# What is being asked:
Which lines in the records below hold the word "with"? Copy each of them.

Source records
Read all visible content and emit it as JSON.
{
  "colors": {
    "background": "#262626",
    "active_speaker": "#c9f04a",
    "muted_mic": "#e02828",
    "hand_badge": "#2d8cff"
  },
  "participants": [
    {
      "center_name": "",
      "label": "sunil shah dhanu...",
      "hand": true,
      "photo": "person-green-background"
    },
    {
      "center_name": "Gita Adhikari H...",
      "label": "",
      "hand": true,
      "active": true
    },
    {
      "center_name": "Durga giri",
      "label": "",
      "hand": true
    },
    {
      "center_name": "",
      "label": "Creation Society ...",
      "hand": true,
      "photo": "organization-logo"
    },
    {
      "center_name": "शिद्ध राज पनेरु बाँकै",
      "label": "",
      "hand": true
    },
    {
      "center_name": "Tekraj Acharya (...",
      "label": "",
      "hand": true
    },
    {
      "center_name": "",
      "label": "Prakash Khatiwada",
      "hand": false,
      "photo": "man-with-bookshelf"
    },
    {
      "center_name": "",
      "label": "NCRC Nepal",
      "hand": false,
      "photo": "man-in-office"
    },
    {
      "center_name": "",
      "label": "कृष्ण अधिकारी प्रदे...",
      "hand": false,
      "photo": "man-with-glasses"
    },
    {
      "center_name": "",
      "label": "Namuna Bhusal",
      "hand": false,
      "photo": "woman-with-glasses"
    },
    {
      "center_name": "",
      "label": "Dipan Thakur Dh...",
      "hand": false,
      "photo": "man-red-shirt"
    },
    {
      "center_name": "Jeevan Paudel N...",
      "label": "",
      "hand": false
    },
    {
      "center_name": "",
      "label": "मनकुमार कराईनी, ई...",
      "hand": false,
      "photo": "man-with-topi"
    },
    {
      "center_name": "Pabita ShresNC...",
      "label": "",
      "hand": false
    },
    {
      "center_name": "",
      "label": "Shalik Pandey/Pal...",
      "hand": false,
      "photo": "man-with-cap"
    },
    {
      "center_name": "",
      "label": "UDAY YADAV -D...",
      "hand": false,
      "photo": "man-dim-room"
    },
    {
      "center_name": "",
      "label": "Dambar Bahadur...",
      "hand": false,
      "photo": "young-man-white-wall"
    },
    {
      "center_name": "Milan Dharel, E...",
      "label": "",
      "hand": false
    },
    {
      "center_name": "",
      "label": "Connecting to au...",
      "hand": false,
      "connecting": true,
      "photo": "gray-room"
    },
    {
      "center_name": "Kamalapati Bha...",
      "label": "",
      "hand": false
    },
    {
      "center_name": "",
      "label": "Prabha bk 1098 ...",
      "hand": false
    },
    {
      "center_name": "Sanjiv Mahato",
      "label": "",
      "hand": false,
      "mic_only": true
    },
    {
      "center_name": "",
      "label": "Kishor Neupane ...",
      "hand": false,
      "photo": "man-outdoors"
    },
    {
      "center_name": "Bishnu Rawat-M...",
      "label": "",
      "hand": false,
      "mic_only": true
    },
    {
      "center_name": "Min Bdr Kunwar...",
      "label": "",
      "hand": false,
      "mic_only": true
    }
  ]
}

# Task response:
      "photo": "man-with-bookshelf"
      "photo": "man-with-glasses"
      "photo": "woman-with-glasses"
      "photo": "man-with-topi"
      "photo": "man-with-cap"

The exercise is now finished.